Community-Based Groundwater Management in Andhra Pradesh, India
Increasing concern surrounds groundwater management throughout South Asia. The Green Revolution that emanated from the 1960s intensified agricultural practices in India has led to the overexploitation of groundwater in many districts. The management of groundwater in these places is increasingly complex due to the many stakeholders that utilise a resource that is largely hidden from view. This complexity is further compounded when the various physical and social aspects surrounding groundwater are considered. Hydrogeological and climatic factors influence the availability, capacity and recharge of the groundwater, all of which can vary substantially over an area at various scales. Further, social aspects relating to access, equality and the power structures within the Indian context of this research all add further dimensions that need to be considered in the management of the groundwater resource. The southern Indian state of Andhra Pradesh forms the focus for this study through which a community based approach to management is explored. The Andhra Pradesh Farmer Managed Groundwater Systems (APFAMGS) project was investigated as a means through which insight into this community based approach was gained. The project aimed to demystify the science of groundwater management and disseminate knowledge to farmers surrounding sustainable agricultural practices in drought prone areas of Andhra Pradesh. Utilising both qualitative and quantitative research approaches the project was investigated over three such districts involving four NGOs and approximately 140 farmers. The analysis undertaken suggests that the APFAMGS project has been largely successful, with farmers citing the increased knowledge and skills in water measurement and management, crop rotations and appropriate fertiliser use as major benefits that they had gained through their participation. As it is the farmers themselves that undertake the monitoring, participants in this project have an enhanced understanding of the resource in comparison to those who have merely been told about the state of groundwater. The majority of farmers who have bore wells reported that they engaged in the monitoring of the groundwater level, with most conducting this twice a month. With this increased understanding of the groundwater resource within their area, farmers could effectively grow crops according to the irrigation capacity of the resource and plan their farming regime accordingly.
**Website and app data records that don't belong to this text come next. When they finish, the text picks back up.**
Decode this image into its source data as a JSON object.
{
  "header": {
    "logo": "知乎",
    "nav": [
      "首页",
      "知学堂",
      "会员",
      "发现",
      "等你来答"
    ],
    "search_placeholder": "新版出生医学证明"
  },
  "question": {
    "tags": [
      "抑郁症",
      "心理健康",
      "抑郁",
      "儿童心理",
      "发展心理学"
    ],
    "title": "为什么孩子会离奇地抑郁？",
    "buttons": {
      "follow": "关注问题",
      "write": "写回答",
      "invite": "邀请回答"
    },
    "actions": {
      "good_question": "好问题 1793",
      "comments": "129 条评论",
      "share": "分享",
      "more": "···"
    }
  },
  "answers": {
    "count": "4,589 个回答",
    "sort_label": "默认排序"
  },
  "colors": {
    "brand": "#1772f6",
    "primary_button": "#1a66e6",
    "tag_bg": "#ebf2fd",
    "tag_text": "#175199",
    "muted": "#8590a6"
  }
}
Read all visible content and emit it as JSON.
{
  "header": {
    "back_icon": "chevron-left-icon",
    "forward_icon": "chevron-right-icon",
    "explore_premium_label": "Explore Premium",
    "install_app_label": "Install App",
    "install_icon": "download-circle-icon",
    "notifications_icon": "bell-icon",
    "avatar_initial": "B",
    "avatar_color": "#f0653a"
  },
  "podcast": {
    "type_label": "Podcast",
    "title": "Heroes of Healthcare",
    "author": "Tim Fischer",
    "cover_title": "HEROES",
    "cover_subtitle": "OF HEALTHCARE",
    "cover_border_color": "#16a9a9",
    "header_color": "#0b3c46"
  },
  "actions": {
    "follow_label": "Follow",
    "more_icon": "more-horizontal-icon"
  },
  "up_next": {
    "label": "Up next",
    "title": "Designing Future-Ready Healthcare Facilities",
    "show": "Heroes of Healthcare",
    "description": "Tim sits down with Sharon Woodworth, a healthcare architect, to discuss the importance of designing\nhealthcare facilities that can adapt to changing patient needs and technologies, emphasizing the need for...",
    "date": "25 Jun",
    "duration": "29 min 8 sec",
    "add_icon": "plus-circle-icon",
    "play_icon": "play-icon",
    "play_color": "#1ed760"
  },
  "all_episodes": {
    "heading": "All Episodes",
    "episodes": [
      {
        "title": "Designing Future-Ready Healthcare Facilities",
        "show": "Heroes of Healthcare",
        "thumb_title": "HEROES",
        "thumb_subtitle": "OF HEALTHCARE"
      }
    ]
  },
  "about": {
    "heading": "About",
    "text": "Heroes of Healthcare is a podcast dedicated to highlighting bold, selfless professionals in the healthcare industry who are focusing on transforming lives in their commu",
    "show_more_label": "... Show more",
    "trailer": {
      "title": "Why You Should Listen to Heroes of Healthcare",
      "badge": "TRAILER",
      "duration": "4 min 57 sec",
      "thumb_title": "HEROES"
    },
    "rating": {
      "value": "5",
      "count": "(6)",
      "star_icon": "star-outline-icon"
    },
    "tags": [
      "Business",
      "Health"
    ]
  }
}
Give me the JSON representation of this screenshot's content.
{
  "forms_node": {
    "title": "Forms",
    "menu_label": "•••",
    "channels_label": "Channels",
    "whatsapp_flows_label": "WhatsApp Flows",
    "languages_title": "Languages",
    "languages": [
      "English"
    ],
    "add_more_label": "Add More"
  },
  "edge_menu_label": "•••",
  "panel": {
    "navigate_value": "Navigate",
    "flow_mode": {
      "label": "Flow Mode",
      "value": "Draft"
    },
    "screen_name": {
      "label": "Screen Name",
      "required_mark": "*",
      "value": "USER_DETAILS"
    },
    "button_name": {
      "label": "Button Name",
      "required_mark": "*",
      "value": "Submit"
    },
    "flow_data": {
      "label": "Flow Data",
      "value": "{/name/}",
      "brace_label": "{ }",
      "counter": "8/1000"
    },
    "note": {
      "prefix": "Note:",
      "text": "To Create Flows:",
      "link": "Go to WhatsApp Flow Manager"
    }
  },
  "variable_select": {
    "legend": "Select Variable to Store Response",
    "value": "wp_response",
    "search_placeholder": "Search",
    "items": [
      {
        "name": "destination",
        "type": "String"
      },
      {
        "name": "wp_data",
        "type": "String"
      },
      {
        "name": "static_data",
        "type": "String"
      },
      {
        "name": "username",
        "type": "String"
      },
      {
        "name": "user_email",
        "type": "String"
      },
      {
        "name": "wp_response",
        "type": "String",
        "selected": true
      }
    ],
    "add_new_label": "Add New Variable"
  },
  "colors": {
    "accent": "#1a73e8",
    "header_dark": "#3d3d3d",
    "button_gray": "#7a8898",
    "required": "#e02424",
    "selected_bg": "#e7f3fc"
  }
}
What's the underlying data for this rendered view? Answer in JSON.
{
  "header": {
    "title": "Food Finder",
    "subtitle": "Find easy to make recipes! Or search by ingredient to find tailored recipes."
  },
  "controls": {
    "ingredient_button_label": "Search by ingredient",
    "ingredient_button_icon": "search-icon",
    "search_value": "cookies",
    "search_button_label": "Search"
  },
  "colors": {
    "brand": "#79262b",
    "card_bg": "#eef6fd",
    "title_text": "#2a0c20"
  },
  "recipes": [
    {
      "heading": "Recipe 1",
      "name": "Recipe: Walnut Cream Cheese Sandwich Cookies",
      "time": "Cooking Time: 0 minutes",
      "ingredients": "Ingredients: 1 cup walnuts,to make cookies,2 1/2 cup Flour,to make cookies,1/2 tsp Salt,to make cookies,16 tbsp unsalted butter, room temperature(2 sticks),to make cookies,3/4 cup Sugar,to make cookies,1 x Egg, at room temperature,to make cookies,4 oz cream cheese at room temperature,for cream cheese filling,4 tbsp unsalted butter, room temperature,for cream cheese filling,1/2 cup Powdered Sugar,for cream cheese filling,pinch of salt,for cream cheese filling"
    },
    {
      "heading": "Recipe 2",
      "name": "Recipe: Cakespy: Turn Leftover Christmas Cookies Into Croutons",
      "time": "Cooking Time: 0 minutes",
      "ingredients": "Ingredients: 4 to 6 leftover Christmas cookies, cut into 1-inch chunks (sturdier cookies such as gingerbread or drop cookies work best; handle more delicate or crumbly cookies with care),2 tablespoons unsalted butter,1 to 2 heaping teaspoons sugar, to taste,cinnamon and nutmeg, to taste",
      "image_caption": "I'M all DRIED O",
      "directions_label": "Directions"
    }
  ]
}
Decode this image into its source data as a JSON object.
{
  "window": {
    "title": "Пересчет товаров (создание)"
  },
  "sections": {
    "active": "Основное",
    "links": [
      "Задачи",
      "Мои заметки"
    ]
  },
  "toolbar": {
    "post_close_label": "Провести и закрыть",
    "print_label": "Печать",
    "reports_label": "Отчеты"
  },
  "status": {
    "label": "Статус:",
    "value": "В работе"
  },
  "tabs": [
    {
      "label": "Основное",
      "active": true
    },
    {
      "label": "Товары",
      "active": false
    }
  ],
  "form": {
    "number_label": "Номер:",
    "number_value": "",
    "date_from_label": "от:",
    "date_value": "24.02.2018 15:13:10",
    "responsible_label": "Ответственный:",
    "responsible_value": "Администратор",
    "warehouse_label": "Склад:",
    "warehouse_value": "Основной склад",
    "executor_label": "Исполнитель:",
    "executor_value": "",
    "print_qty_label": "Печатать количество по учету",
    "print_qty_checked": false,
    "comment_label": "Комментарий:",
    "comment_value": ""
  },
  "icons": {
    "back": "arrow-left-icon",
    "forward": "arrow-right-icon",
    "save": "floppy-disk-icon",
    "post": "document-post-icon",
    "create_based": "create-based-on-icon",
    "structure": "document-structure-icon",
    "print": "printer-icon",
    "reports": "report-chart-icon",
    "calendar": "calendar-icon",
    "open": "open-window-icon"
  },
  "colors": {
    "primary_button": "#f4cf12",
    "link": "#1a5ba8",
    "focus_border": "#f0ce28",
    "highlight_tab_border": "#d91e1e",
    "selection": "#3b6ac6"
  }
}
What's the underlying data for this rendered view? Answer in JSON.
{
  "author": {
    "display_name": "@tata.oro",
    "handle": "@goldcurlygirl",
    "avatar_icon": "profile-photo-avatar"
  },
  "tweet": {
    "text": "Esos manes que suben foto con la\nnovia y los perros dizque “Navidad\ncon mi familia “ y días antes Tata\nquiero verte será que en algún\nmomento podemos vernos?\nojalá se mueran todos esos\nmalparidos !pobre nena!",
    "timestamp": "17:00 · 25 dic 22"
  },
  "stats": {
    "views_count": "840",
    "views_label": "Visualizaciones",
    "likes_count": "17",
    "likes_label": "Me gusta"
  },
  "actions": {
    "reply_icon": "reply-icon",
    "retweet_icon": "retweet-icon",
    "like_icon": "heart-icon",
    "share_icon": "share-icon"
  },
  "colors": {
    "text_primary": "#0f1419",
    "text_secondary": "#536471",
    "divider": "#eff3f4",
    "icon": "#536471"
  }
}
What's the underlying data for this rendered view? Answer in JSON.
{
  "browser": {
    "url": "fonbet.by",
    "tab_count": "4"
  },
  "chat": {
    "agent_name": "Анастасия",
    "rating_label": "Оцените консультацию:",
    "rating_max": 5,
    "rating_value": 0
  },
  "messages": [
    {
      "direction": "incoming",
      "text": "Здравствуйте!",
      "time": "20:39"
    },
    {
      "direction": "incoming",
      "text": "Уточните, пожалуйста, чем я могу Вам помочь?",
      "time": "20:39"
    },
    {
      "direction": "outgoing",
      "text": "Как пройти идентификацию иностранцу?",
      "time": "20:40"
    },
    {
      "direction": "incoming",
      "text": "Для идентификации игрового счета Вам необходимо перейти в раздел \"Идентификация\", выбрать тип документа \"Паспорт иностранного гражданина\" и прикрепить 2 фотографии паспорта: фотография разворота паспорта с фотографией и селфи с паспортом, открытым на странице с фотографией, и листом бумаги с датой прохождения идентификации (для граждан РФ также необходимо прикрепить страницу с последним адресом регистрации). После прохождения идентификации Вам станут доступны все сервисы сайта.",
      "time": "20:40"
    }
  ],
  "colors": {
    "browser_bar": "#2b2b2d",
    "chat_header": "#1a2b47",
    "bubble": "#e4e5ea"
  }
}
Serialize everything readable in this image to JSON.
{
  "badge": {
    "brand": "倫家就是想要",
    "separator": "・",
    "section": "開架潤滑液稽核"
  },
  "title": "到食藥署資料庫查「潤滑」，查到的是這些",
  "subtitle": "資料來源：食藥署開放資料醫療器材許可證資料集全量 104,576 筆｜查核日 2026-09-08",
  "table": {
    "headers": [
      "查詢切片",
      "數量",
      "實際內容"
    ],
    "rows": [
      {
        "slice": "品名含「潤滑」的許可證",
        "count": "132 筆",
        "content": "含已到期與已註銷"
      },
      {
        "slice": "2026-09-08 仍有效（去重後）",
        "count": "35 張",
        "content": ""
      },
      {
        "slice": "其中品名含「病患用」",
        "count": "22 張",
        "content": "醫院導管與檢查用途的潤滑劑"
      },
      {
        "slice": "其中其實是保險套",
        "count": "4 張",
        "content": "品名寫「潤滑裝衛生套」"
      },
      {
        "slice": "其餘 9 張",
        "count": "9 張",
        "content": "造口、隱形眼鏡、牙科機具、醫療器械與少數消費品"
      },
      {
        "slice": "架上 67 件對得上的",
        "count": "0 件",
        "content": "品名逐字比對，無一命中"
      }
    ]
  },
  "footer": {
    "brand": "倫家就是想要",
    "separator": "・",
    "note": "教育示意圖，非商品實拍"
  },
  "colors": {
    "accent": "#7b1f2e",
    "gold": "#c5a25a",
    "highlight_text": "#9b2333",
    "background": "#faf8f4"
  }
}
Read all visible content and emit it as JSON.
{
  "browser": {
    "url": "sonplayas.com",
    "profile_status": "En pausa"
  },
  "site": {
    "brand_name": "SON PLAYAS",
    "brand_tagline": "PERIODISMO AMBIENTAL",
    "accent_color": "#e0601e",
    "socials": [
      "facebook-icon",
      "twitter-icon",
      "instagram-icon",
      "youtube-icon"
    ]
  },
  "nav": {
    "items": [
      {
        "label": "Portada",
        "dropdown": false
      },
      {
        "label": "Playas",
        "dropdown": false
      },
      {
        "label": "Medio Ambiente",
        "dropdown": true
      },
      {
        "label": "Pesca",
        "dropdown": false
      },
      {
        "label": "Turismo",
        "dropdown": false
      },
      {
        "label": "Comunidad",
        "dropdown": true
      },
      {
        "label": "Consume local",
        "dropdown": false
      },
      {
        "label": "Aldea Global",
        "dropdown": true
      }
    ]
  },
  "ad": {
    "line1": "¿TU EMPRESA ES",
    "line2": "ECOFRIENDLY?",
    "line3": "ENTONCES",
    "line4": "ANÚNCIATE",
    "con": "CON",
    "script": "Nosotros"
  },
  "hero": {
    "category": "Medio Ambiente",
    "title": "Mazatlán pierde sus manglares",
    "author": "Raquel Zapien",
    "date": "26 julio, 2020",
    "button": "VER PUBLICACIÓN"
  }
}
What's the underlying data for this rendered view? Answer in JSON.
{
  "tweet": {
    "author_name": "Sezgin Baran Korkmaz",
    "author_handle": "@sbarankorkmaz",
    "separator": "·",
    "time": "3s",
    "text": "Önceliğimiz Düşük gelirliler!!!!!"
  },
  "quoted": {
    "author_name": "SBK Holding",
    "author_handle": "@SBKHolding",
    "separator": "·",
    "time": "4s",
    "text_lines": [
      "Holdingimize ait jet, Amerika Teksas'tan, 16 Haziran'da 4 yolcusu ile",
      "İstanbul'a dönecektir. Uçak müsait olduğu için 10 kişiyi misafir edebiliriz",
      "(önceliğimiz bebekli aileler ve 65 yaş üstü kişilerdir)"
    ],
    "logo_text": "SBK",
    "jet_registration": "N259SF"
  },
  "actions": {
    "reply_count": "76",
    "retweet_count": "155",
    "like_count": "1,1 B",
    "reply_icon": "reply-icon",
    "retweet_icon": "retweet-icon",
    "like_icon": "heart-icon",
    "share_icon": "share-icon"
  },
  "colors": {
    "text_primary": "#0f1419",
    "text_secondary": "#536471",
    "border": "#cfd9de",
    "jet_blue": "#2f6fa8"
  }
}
It was therefore evident that the project promoted good farming techniques as well as water management with many farmers stating that after the project they have enough water to grow their crops and enjoy greater security over their investments. The involvement of NGOs in projects such as APFAMGS was cited as significant for their success by building rapport with participants, delivering expert input and initiating links between communities and other organisations. Likewise, and particularly in the early stages of implementation, local leadership was identified as a significant factor for success. The sharing of groundwater through community-owned bore wells and the selling of groundwater were also identified as important and this thesis highlights the equality issues associated with such initiatives in the highly stratified social contexts of rural Andhra Pradesh. Overall, this research explores these agro-ecological, social and economic issues associated with the management of groundwater and provides insight into the effectiveness of a community-based collaborative approach.
Advisor: Hill, Doug
Degree Name: Master of Planning
Degree Discipline: Geography
Publisher: University of Otago
Keywords: Groundwater; Groundwater Management; Andhra Pradesh; India; Community-Based; Community
Research Type: Thesis